It should also be noted that many patients may opt to be part of a clinical trial. A clinical trial is an experiment where you are given a drug (or other type of treatment) that has not yet been fully approved by the government. Clinical trials are carefully monitored for safety; however, there are considerable risks. These risks will be explained to you by your physician if you decide to take part in a clinical trial. Many patients, especially those with leukemias that are very difficult or impossible to treat, may wish to ask their doctors if they are a candidate for any clinical trials.

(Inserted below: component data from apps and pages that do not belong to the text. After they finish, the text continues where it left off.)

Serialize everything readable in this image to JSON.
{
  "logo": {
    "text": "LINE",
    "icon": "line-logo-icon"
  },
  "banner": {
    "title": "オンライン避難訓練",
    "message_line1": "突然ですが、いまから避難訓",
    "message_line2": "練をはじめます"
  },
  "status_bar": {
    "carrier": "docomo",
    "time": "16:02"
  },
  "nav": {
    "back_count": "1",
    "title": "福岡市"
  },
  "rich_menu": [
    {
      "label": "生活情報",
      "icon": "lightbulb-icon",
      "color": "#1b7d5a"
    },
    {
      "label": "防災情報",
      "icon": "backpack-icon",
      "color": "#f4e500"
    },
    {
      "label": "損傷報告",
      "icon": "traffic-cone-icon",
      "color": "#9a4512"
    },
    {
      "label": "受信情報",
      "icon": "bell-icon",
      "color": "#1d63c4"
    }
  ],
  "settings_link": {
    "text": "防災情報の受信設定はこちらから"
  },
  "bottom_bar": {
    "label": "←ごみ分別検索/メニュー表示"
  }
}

After you complete your treatment, you will continue to be monitored by your oncologist and health care team for several years. This is done to make sure the leukemia does not return and to monitor your overall health. You are likely to experience at least some side effects after you complete treatment, including fatigue and hair loss. Some may be minor; others may be severe. However, most people eventually return to their normal lives after finishing their leukemia treatments. It just takes a little bit of time.
When you become sick with leukemia, interactions with your family and friends will often change. It is important that you talk to the people you know about your leukemia and explain to them that you will be receiving treatment that will probably affect your physical appearance, daily routine, and mood.
Some people may need to avoid sexual relations during the treatment, while others may simply need to take certain precautions. Ask your doctor if you should use condoms or other forms of prophylaxis during sexual encounters. You should also ask them if kissing, hugging, and sleeping in the same bed as one’s partner is advisable during your treatment.
The following are some common myths about leukemia:
- Myth #1 – Leukemia is a death sentence.
Most leukemia is treatable.
- Myth #2 – Only children get leukemia.
Leukemia can strike at any age. However, there are some types of leukemia that are far more common in children than adults.
- Myth #3 If you don’t feel sick, you don’t have leukemia.
Many people with certain types of leukemia feel perfectly healthy. This is especially true in chronic leukemias in the early stages.
- Myth #4 Leukemia is different from cancer.
Leukemia is cancer. It is cancer of the blood and/or bone marrow.
- Myth #5 Leukemia and lymphoma are the same thing.
Leukemia and lymphoma are both blood cancers; however, they are different types of blood cancers.
- Myth #6 Only family members can donate bone marrow.
Bone marrow can be donated by anyone who is a genetic match, including people you are not related to.
- Myth #1 – Leukemia is a death sentence.
We hope this content provided education and guidance. Remember to stay informed, make educated choices early, and have a good relationship with your health care team – whether or not you’re dealing with a health issue.